Sep 28, 2014 2:48 PM
Astros change course, put Altuve back in lineup
The Associated Press
NEW YORK (AP) In a bizarre twist before the season finale, Jose Altuve was a late addition to the Houston Astros' lineup Sunday after the team reversed course on its original decision to bench him against his wishes in an attempt to protect his lead in the American League batting race.
Hoping to become the first Astros player to win a batting title, Altuve entered the final day of the season with a .340 average, three points ahead of Detroit slugger Victor Martinez.
Altuve pledged Friday night that he would play all weekend against the New York Mets, saying he would "win it outside on the field, not sitting on the bench."
But the All-Star second baseman said he was told Sunday morning he would not be in the lineup during a meeting with general manager Jeff Luhnow, interim manager Tom Lawless, assistant GM David Stearns and hitting coach John Mallee.
"I came to the park today ready to play. You know, they called me in the office, explained everything. They let me know it's something that I'm not going to get by myself. There's a lot of people around who deserve that, too. And they just decided, don't put me in the lineup," Altuve said. "I wanted to play, but it wasn't an option. They just said no."

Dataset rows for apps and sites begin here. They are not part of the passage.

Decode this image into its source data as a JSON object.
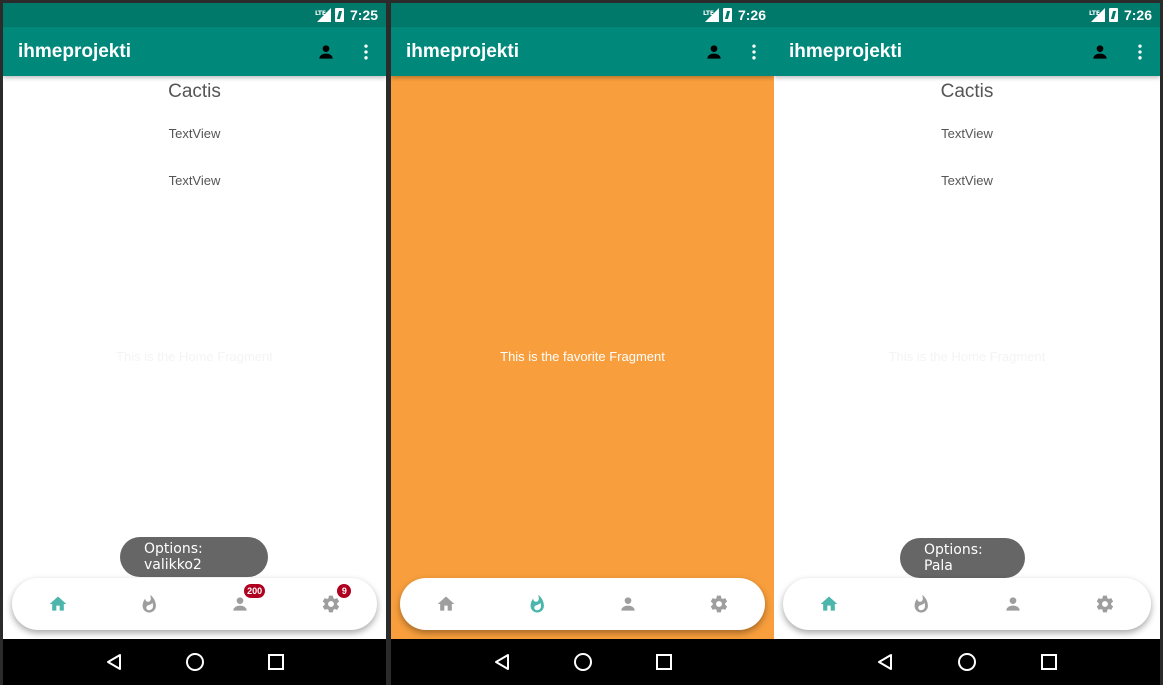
{
  "colors": {
    "status_bar": "#00796b",
    "app_bar": "#00897b",
    "accent_active": "#4db6ac",
    "icon_inactive": "#9e9e9e",
    "badge": "#b00020",
    "favorite_bg": "#f89e3c",
    "toast_bg": "#666666"
  },
  "screens": [
    {
      "status": {
        "network": "LTE",
        "time": "7:25"
      },
      "app_title": "ihmeprojekti",
      "content": {
        "heading": "Cactis",
        "text_view_1": "TextView",
        "text_view_2": "TextView",
        "fragment_text": "This is the Home Fragment"
      },
      "toast": "Options: valikko2",
      "bottom_nav": {
        "active": "home",
        "items": [
          {
            "id": "home",
            "icon": "home-icon",
            "badge": ""
          },
          {
            "id": "favorite",
            "icon": "flame-icon",
            "badge": ""
          },
          {
            "id": "profile",
            "icon": "person-icon",
            "badge": "200"
          },
          {
            "id": "settings",
            "icon": "gear-icon",
            "badge": "9"
          }
        ]
      }
    },
    {
      "status": {
        "network": "LTE",
        "time": "7:26"
      },
      "app_title": "ihmeprojekti",
      "content": {
        "fragment_text": "This is the favorite Fragment"
      },
      "toast": "",
      "bottom_nav": {
        "active": "favorite",
        "items": [
          {
            "id": "home",
            "icon": "home-icon",
            "badge": ""
          },
          {
            "id": "favorite",
            "icon": "flame-icon",
            "badge": ""
          },
          {
            "id": "profile",
            "icon": "person-icon",
            "badge": ""
          },
          {
            "id": "settings",
            "icon": "gear-icon",
            "badge": ""
          }
        ]
      }
    },
    {
      "status": {
        "network": "LTE",
        "time": "7:26"
      },
      "app_title": "ihmeprojekti",
      "content": {
        "heading": "Cactis",
        "text_view_1": "TextView",
        "text_view_2": "TextView",
        "fragment_text": "This is the Home Fragment"
      },
      "toast": "Options: Pala",
      "bottom_nav": {
        "active": "home",
        "items": [
          {
            "id": "home",
            "icon": "home-icon",
            "badge": ""
          },
          {
            "id": "favorite",
            "icon": "flame-icon",
            "badge": ""
          },
          {
            "id": "profile",
            "icon": "person-icon",
            "badge": ""
          },
          {
            "id": "settings",
            "icon": "gear-icon",
            "badge": ""
          }
        ]
      }
    }
  ]
}
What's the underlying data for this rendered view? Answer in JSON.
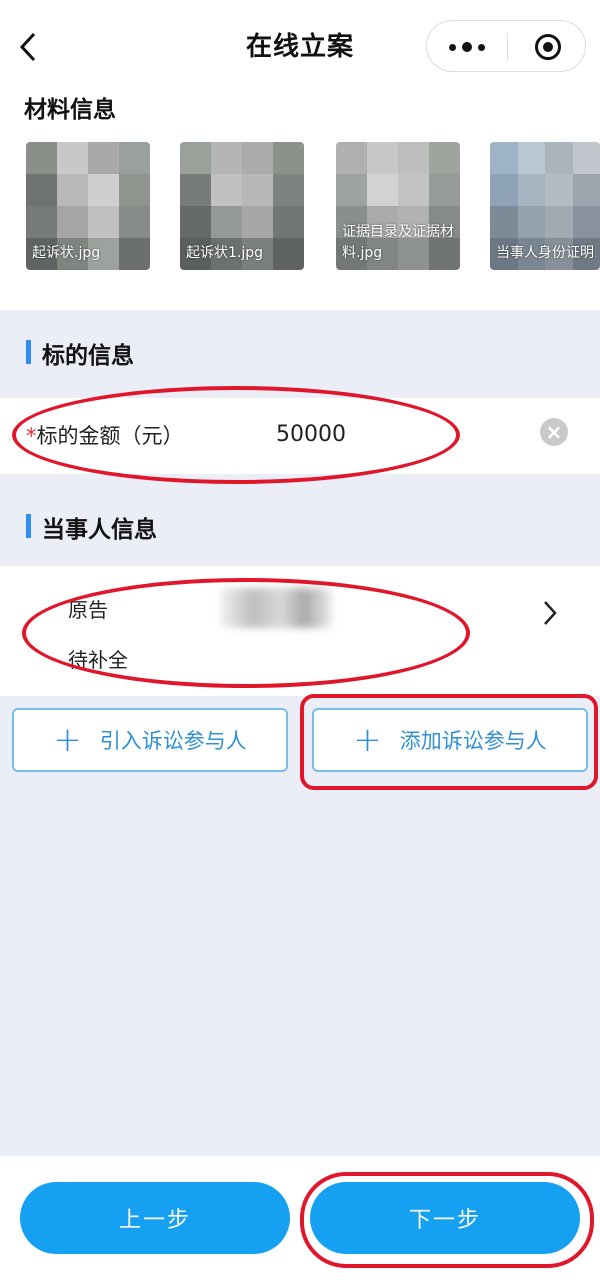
{
  "header": {
    "back_glyph": "‹",
    "title": "在线立案",
    "more_icon": "more-dots-icon",
    "close_icon": "target-circle-icon"
  },
  "materials": {
    "title": "材料信息",
    "files": [
      {
        "name": "起诉状.jpg"
      },
      {
        "name": "起诉状1.jpg"
      },
      {
        "name": "证据目录及证据材料.jpg"
      },
      {
        "name": "当事人身份证明.jpg"
      }
    ]
  },
  "subject": {
    "title": "标的信息",
    "amount_label_required": "*",
    "amount_label": "标的金额（元）",
    "amount_value": "50000",
    "clear_icon": "clear-icon"
  },
  "parties": {
    "title": "当事人信息",
    "role": "原告",
    "status": "待补全",
    "chevron": "›"
  },
  "actions": {
    "import_label": "引入诉讼参与人",
    "add_label": "添加诉讼参与人",
    "plus_glyph": "+"
  },
  "footer": {
    "prev_label": "上一步",
    "next_label": "下一步"
  },
  "colors": {
    "accent": "#15a0f2",
    "section_bar": "#2f8ff0",
    "annotation": "#e0162b",
    "page_bg": "#ebeef7"
  }
}
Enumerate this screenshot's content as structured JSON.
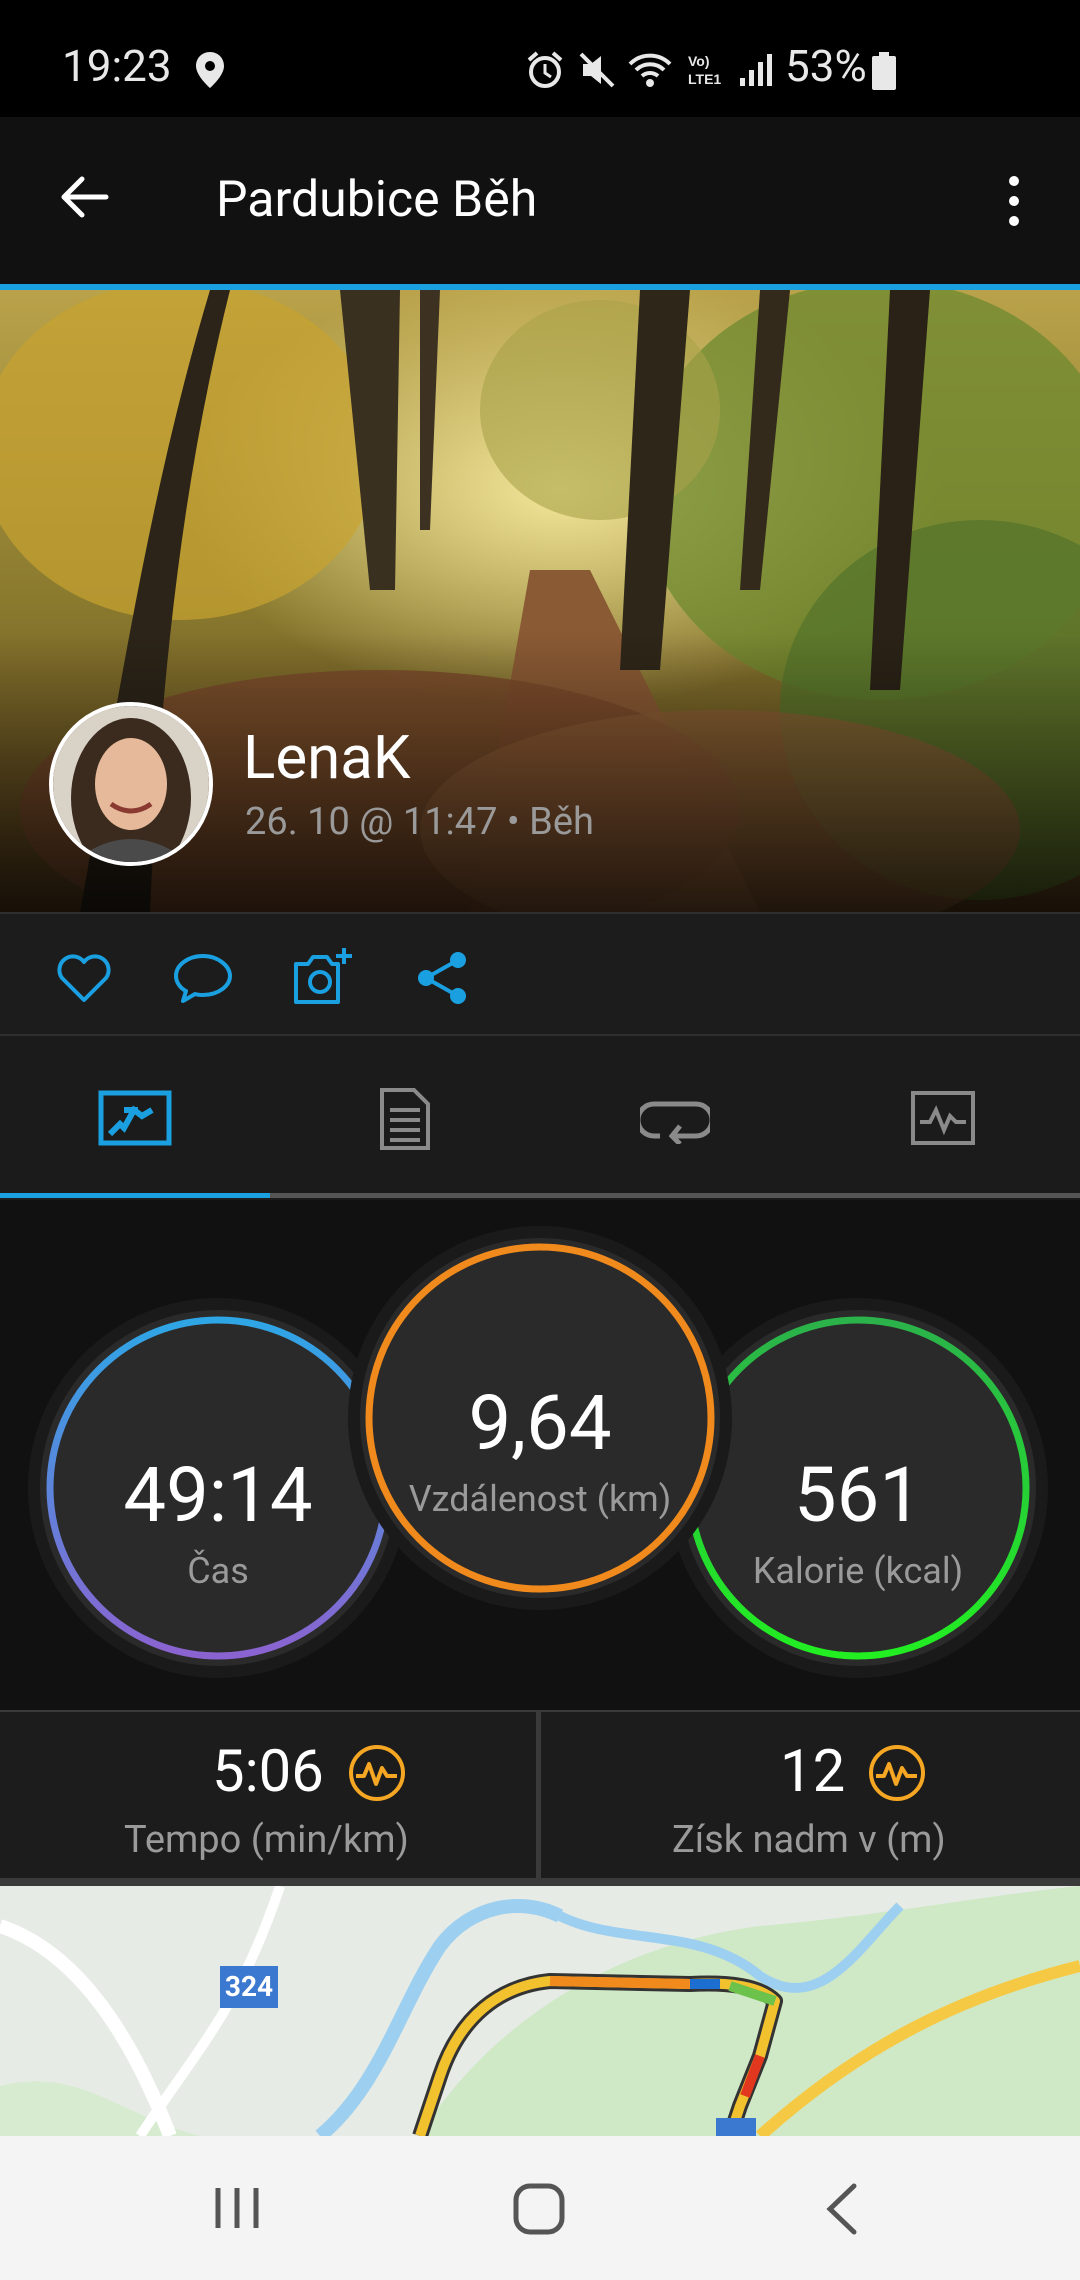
{
  "status_bar": {
    "time": "19:23",
    "battery_pct": "53%"
  },
  "app_bar": {
    "title": "Pardubice Běh"
  },
  "activity": {
    "user": "LenaK",
    "meta": "26. 10 @ 11:47 • Běh"
  },
  "stats": {
    "time": {
      "value": "49:14",
      "label": "Čas"
    },
    "distance": {
      "value": "9,64",
      "label": "Vzdálenost (km)"
    },
    "calories": {
      "value": "561",
      "label": "Kalorie (kcal)"
    }
  },
  "metrics": {
    "pace": {
      "value": "5:06",
      "label": "Tempo (min/km)"
    },
    "elevation": {
      "value": "12",
      "label": "Získ nadm v (m)"
    }
  },
  "map": {
    "road_label": "324"
  },
  "colors": {
    "accent": "#1aa0e0",
    "time_ring": "#5b7fd8",
    "distance_ring": "#f08a1c",
    "calories_ring": "#22d02e",
    "badge": "#f5a623"
  }
}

Luhnow told The Associated Press that Altuve had "earned the right to enjoy this day."
"This has been a long season, he's had a ton of at-bats and we felt like it was the right thing to do under the circumstance," the GM said.
But then, about 35 minutes before the game, the Astros posted on Twitter that Altuve had been inserted in the starting lineup. A little while after that, the change was announced in the press box.
"Altuve approached Lawless prior to today's game and was passionate about playing today," the team tweeted. "As the best player, he deserves the right to make that decision."
The diminutive Altuve, who said he is completely healthy, had two hits in his first three at-bats to raise his average to .341.
Martinez was hitless in his first two at-bats Sunday, dropping him to .336.
It is not unheard of for players to skip the last game or few games of a season to safeguard their stats and sometimes that raises eyebrows.
Jose Reyes and the Mets were criticized three years ago when, in order to preserve his NL batting crown, he was pulled from his final game with the team after a bunt single leading off the first inning.
Ted Williams famously played both ends of a season-ending doubleheader in 1941 rather than sit out to protect his .400 batting average. Williams went 6 for 8 to finish at .406 and was the last major leaguer to hit .400.
Before the Astros changed course, Lawless said there was no shame in holding out Altuve.
"Once he sat down in there and we all talked about it, he's OK with it, is the best way to put it," Lawless said. "What's not honorable? He's played 157 games. He's got 640 at-bats. He's got way more at-bats than everybody else. It just boils down to, it is what it is. You know, it's something that may never happen again in his life, so why not do it this way?"
Martinez could get an extra chance to pass Altuve if the Tigers lose to Minnesota on Sunday and Kansas City beats the Chicago White Sox. That would set up a tiebreaker for the AL Central title Monday, giving Martinez another regular-season game to boost his batting average.
If Altuve had sat out, Martinez would have needed to go 3 for 3 to move ahead on Sunday.